In an attempt to reduce costs and improve margins, an increasing number of AMCs have been acquiring satellite locations in the community, where they can provide basic-complexity care at a lower per-unit cost than at the main hub. The number of AMCs with at least one satellite facility, defined as a separate inpatient platform owned by an AMC and located within a relatively similar geography, continues to grow; some of the highest-ranked hospitals and academic institutions in the country—including 16 of the 17 hospitals on the 2014 U.S. News & World Report Honor Roll list—have at least one satellite campus as part of their system.

It is inevitable that academic systems will have to move to stringent productivity standards, slimmer staffing models, less protected time and fewer investments in “nice-to-have” technology.

The satellites tend to be structured as community hospitals with two or three “anchor programs” that have faculty-centric care delivery models; indeed, most of the U.S. News & World Report Honor Roll members are staffed primarily with faculty physicians, although there is a variety of physician models in place and they continue to evolve.

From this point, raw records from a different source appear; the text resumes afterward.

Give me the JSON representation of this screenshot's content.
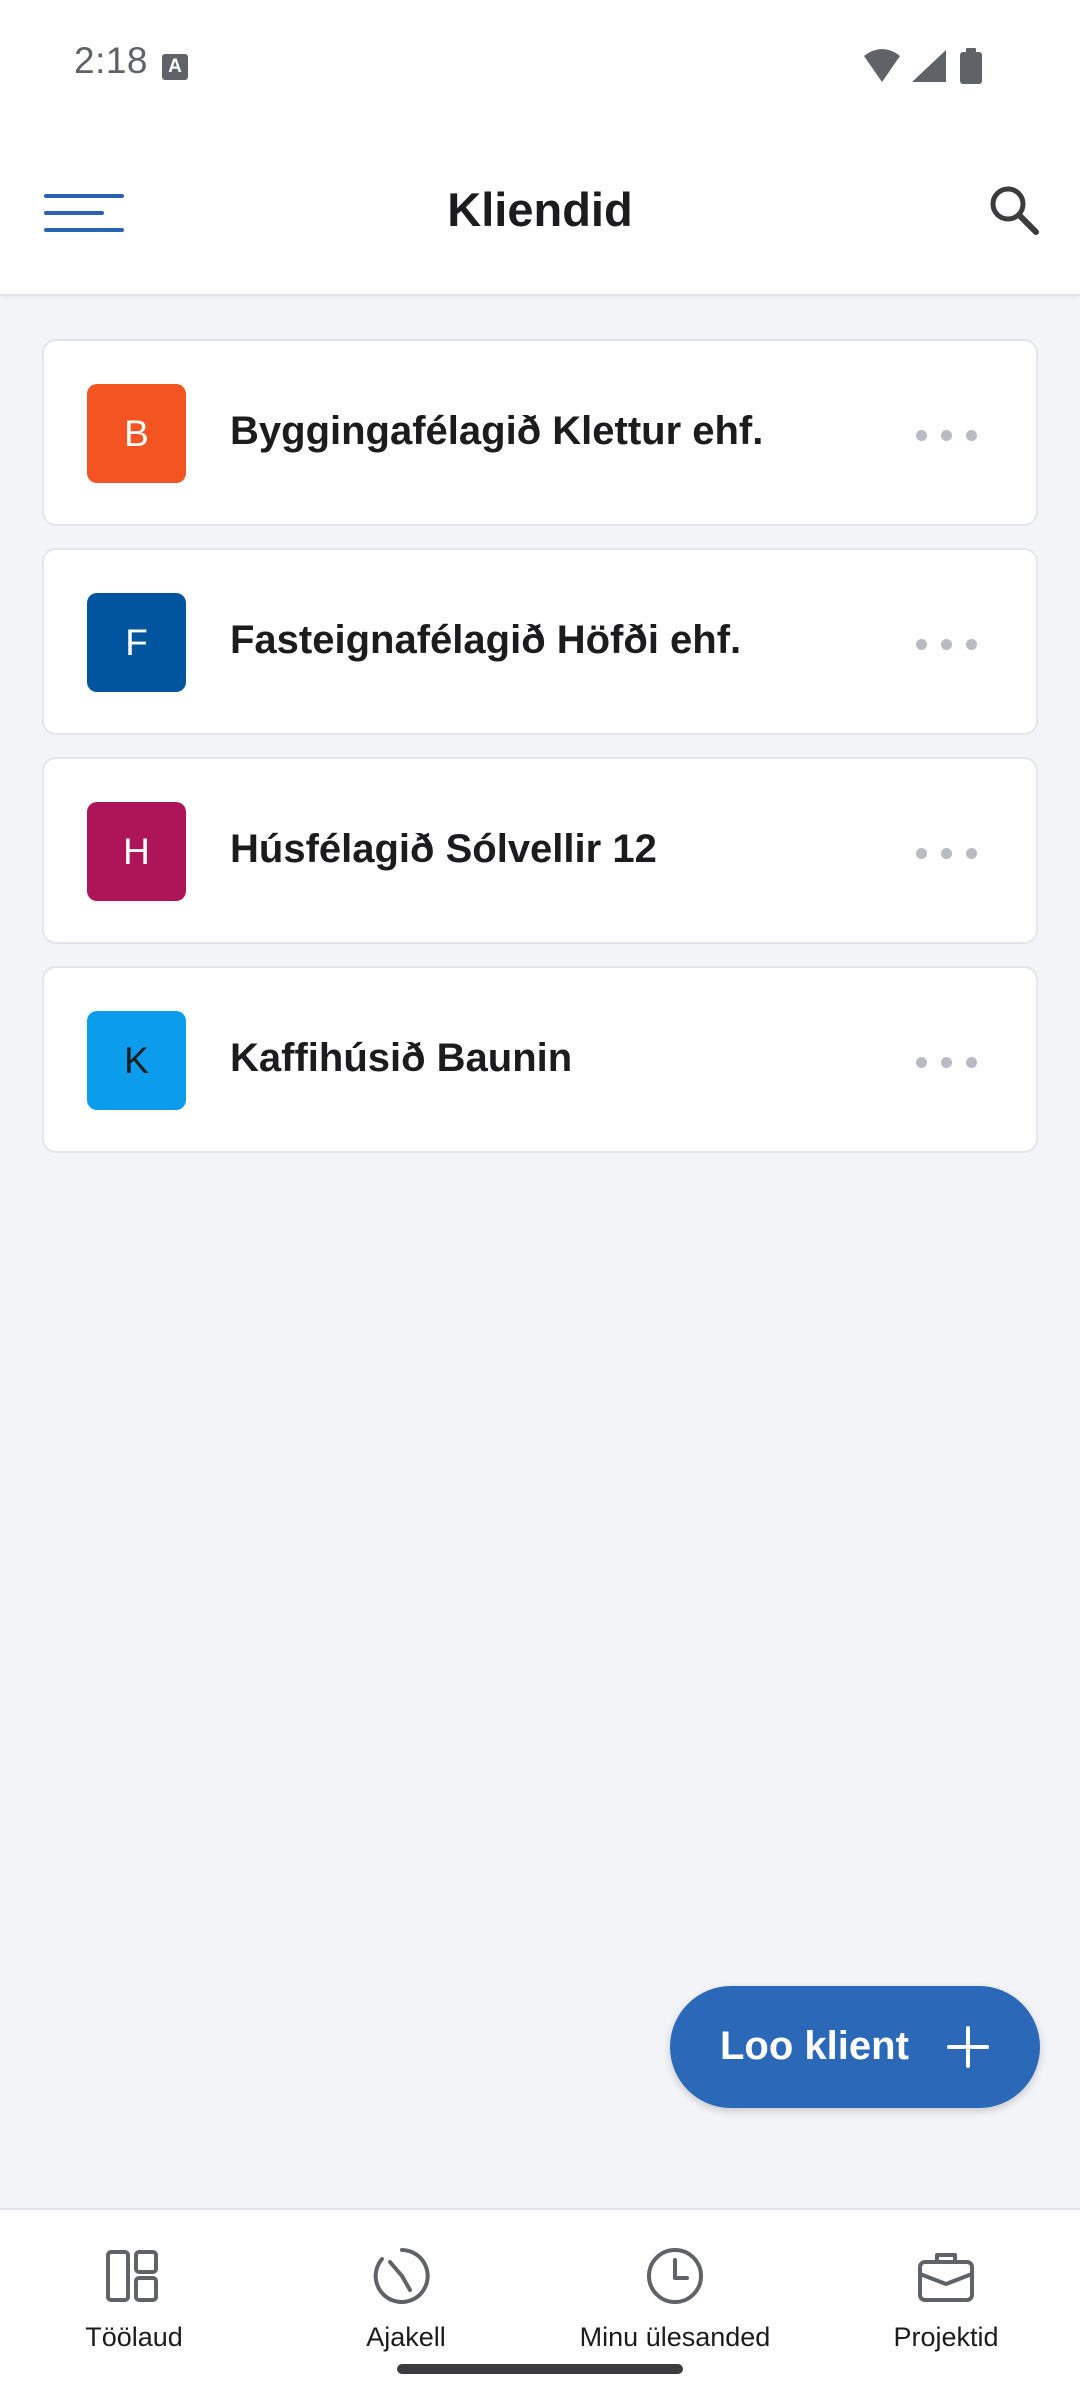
{
  "status_bar": {
    "time": "2:18",
    "notification_icon": "a-icon",
    "right_icons": [
      "wifi-icon",
      "signal-icon",
      "battery-icon"
    ]
  },
  "header": {
    "title": "Kliendid",
    "menu_icon": "hamburger-menu-icon",
    "search_icon": "search-icon"
  },
  "clients": [
    {
      "initial": "B",
      "name": "Byggingafélagið Klettur ehf.",
      "color": "#f35421"
    },
    {
      "initial": "F",
      "name": "Fasteignafélagið Höfði ehf.",
      "color": "#00569e"
    },
    {
      "initial": "H",
      "name": "Húsfélagið Sólvellir 12",
      "color": "#ae1558"
    },
    {
      "initial": "K",
      "name": "Kaffihúsið Baunin",
      "color": "#0b9deb"
    }
  ],
  "fab": {
    "label": "Loo klient",
    "icon": "plus-icon",
    "color": "#2b68b8"
  },
  "bottom_nav": [
    {
      "label": "Töölaud",
      "icon": "dashboard-icon"
    },
    {
      "label": "Ajakell",
      "icon": "timer-icon"
    },
    {
      "label": "Minu ülesanded",
      "icon": "clock-icon"
    },
    {
      "label": "Projektid",
      "icon": "briefcase-icon"
    }
  ],
  "colors": {
    "accent": "#2b68b8",
    "background": "#f3f4f7",
    "card": "#ffffff"
  }
}
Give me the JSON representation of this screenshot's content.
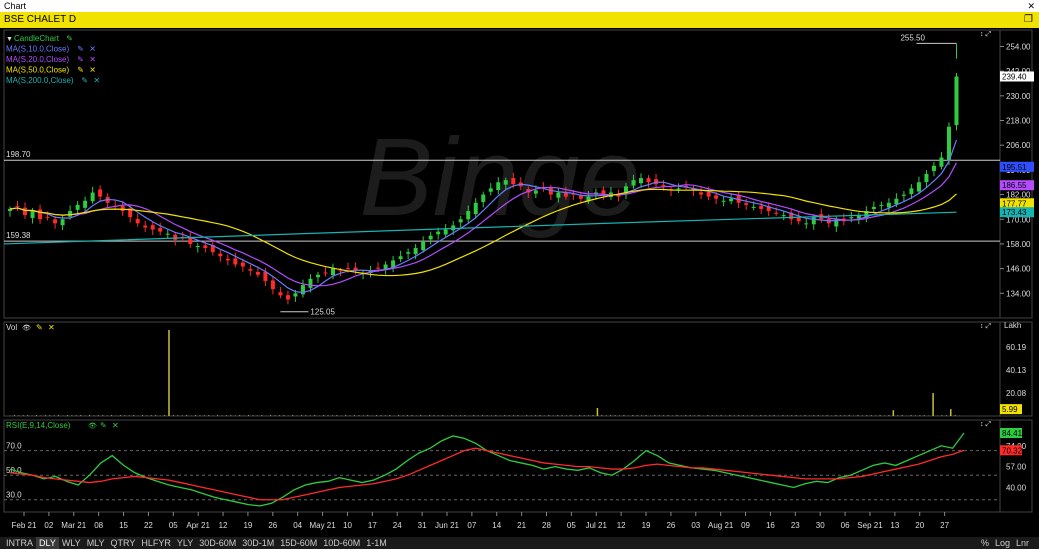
{
  "window": {
    "title": "Chart",
    "close_icon": "close-icon"
  },
  "symbol": {
    "label": "BSE CHALET D",
    "restore_icon": "restore-icon"
  },
  "legend": [
    {
      "label": "CandleChart",
      "color": "#2ecc40"
    },
    {
      "label": "MA(S,10.0,Close)",
      "color": "#6b7bff"
    },
    {
      "label": "MA(S,20.0,Close)",
      "color": "#b44cff"
    },
    {
      "label": "MA(S,50.0,Close)",
      "color": "#f2e200"
    },
    {
      "label": "MA(S,200.0,Close)",
      "color": "#17b3b3"
    }
  ],
  "vol_legend": "Vol",
  "rsi_legend": "RSI(E,9,14,Close)",
  "price_axis": {
    "ticks": [
      "254.00",
      "242.00",
      "230.00",
      "218.00",
      "206.00",
      "194.00",
      "182.00",
      "170.00",
      "158.00",
      "146.00",
      "134.00"
    ]
  },
  "vol_axis": {
    "unit": "Lakh",
    "ticks": [
      "60.19",
      "40.13",
      "20.08"
    ],
    "last": "5.99"
  },
  "rsi_axis": {
    "ticks": [
      "74.00",
      "57.00",
      "40.00"
    ],
    "left_ticks": [
      "70.0",
      "50.0",
      "30.0"
    ],
    "rsi_value": "84.41",
    "signal_value": "70.32"
  },
  "price_badges": [
    "239.40",
    "195.51",
    "186.55",
    "177.77",
    "173.43"
  ],
  "level_labels": {
    "upper": "198.70",
    "lower": "159.38"
  },
  "annotations": {
    "high": "255.50",
    "low": "125.05"
  },
  "watermark": "Binge",
  "xaxis": [
    {
      "label": "Feb 21"
    },
    {
      "label": "02"
    },
    {
      "label": "Mar 21"
    },
    {
      "label": "08"
    },
    {
      "label": "15"
    },
    {
      "label": "22"
    },
    {
      "label": "05"
    },
    {
      "label": "Apr 21"
    },
    {
      "label": "12"
    },
    {
      "label": "19"
    },
    {
      "label": "26"
    },
    {
      "label": "04"
    },
    {
      "label": "May 21"
    },
    {
      "label": "10"
    },
    {
      "label": "17"
    },
    {
      "label": "24"
    },
    {
      "label": "31"
    },
    {
      "label": "Jun 21"
    },
    {
      "label": "07"
    },
    {
      "label": "14"
    },
    {
      "label": "21"
    },
    {
      "label": "28"
    },
    {
      "label": "05"
    },
    {
      "label": "Jul 21"
    },
    {
      "label": "12"
    },
    {
      "label": "19"
    },
    {
      "label": "26"
    },
    {
      "label": "03"
    },
    {
      "label": "Aug 21"
    },
    {
      "label": "09"
    },
    {
      "label": "16"
    },
    {
      "label": "23"
    },
    {
      "label": "30"
    },
    {
      "label": "06"
    },
    {
      "label": "Sep 21"
    },
    {
      "label": "13"
    },
    {
      "label": "20"
    },
    {
      "label": "27"
    }
  ],
  "bottom_tabs": [
    "INTRA",
    "DLY",
    "WLY",
    "MLY",
    "QTRY",
    "HLFYR",
    "YLY",
    "30D-60M",
    "30D-1M",
    "15D-60M",
    "10D-60M",
    "1-1M"
  ],
  "bottom_selected": "DLY",
  "bottom_right": [
    "%",
    "Log",
    "Lnr"
  ],
  "chart_data": [
    {
      "type": "candlestick",
      "title": "BSE CHALET D",
      "ylim": [
        122,
        262
      ],
      "horizontal_lines": [
        198.7,
        159.38
      ],
      "closes": [
        175,
        176,
        172,
        174,
        170,
        171,
        168,
        170,
        174,
        177,
        179,
        183,
        181,
        178,
        176,
        174,
        171,
        168,
        166,
        165,
        164,
        163,
        160,
        161,
        158,
        157,
        156,
        154,
        152,
        150,
        148,
        147,
        145,
        143,
        140,
        136,
        133,
        131,
        134,
        138,
        141,
        143,
        144,
        146,
        145,
        146,
        145,
        144,
        145,
        146,
        148,
        150,
        152,
        154,
        156,
        159,
        162,
        164,
        165,
        167,
        170,
        174,
        178,
        182,
        185,
        188,
        189,
        187,
        186,
        183,
        184,
        185,
        182,
        183,
        181,
        182,
        180,
        181,
        183,
        182,
        183,
        181,
        186,
        189,
        190,
        188,
        187,
        186,
        184,
        185,
        186,
        184,
        182,
        181,
        180,
        179,
        180,
        178,
        177,
        176,
        175,
        174,
        173,
        172,
        170,
        169,
        168,
        171,
        170,
        168,
        170,
        169,
        171,
        172,
        174,
        176,
        177,
        178,
        180,
        182,
        185,
        188,
        192,
        196,
        200,
        215,
        239.4
      ],
      "highs_marked": {
        "high": 255.5,
        "low": 125.05
      },
      "series": [
        {
          "name": "MA(S,10.0,Close)",
          "last": 195.51
        },
        {
          "name": "MA(S,20.0,Close)",
          "last": 186.55
        },
        {
          "name": "MA(S,50.0,Close)",
          "last": 177.77
        },
        {
          "name": "MA(S,200.0,Close)",
          "last": 173.43
        }
      ]
    },
    {
      "type": "bar",
      "title": "Vol",
      "ylabel": "Lakh",
      "spikes": [
        {
          "index": 36,
          "value": 75
        },
        {
          "index": 133,
          "value": 7
        },
        {
          "index": 200,
          "value": 5
        },
        {
          "index": 209,
          "value": 20
        },
        {
          "index": 213,
          "value": 5.99
        }
      ],
      "last": 5.99
    },
    {
      "type": "line",
      "title": "RSI(E,9,14,Close)",
      "ylim": [
        20,
        95
      ],
      "levels": [
        70,
        50,
        30
      ],
      "series": [
        {
          "name": "RSI",
          "values": [
            55,
            52,
            50,
            47,
            49,
            45,
            42,
            50,
            60,
            66,
            58,
            52,
            48,
            45,
            42,
            40,
            38,
            35,
            32,
            30,
            28,
            26,
            25,
            27,
            32,
            38,
            42,
            44,
            45,
            48,
            46,
            44,
            46,
            50,
            55,
            62,
            68,
            72,
            78,
            82,
            80,
            76,
            70,
            66,
            62,
            60,
            58,
            55,
            57,
            55,
            54,
            56,
            52,
            50,
            55,
            62,
            70,
            66,
            60,
            58,
            56,
            55,
            54,
            52,
            50,
            48,
            46,
            44,
            42,
            40,
            43,
            45,
            44,
            48,
            50,
            54,
            58,
            60,
            58,
            62,
            66,
            70,
            74,
            72,
            84.41
          ]
        },
        {
          "name": "Signal",
          "values": [
            52,
            51,
            50,
            48,
            47,
            46,
            45,
            44,
            45,
            47,
            48,
            49,
            48,
            47,
            46,
            44,
            42,
            40,
            38,
            36,
            34,
            32,
            30,
            30,
            30,
            32,
            34,
            36,
            38,
            40,
            41,
            42,
            43,
            45,
            47,
            50,
            54,
            58,
            62,
            66,
            70,
            72,
            70,
            68,
            66,
            64,
            62,
            60,
            59,
            58,
            57,
            57,
            56,
            55,
            55,
            56,
            58,
            59,
            58,
            57,
            56,
            56,
            55,
            54,
            53,
            52,
            51,
            50,
            49,
            48,
            47,
            47,
            47,
            47,
            48,
            49,
            51,
            53,
            55,
            57,
            59,
            62,
            65,
            67,
            70.32
          ]
        }
      ]
    }
  ]
}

But by keeping a faculty-centric operating model, the satellites carry with them all the costs associated with training and access to subspecialists. And faculty who practice in the satellite hospitals often try to recreate the luxuries that exist at the main hub by demanding items such as cutting- edge technologies, 24/7 intensivist coverage and protected academic time. The satellite facilities’ per-unit costs, in turn, are oftentimes an order of magnitude higher than those of other community hospitals in their markets.

As payment models continue to evolve, certain AMCs may find it impossible to lower their per-unit costs to a point where, on a pure dollars-to-dollars basis, they are seen as being competitive with their community counterparts. But unless the clinical reimbursement environment continues to support price premiums for academic pursuits, sooner or later AMC satellites will have to let go of many of the luxuries that currently exist within the traditional academic operating model.

Over time, it is inevitable that academic systems will have to move to stringent productivity standards, slimmer staffing models, less protected time and fewer investments in “nice-to-have” technology if they are to care for patients out in the community. The faculty themselves may be the largest barrier to adjusting the model, which means that alternative staffing vehicles with separate incentive models and structures may need to be considered in order to create a competitive delivery platform.

To be sure, questions remain as to who will ultimately pick up the tab for the tripartite mission—but this battle should not be fought by creating inefficiencies on strategically intended low-cost platforms. Ultimately, creating efficiency in clinical delivery is the key to effectively competing in a value-based world. And nowhere is that more apparent than in the community-based satellite facilities of AMCs.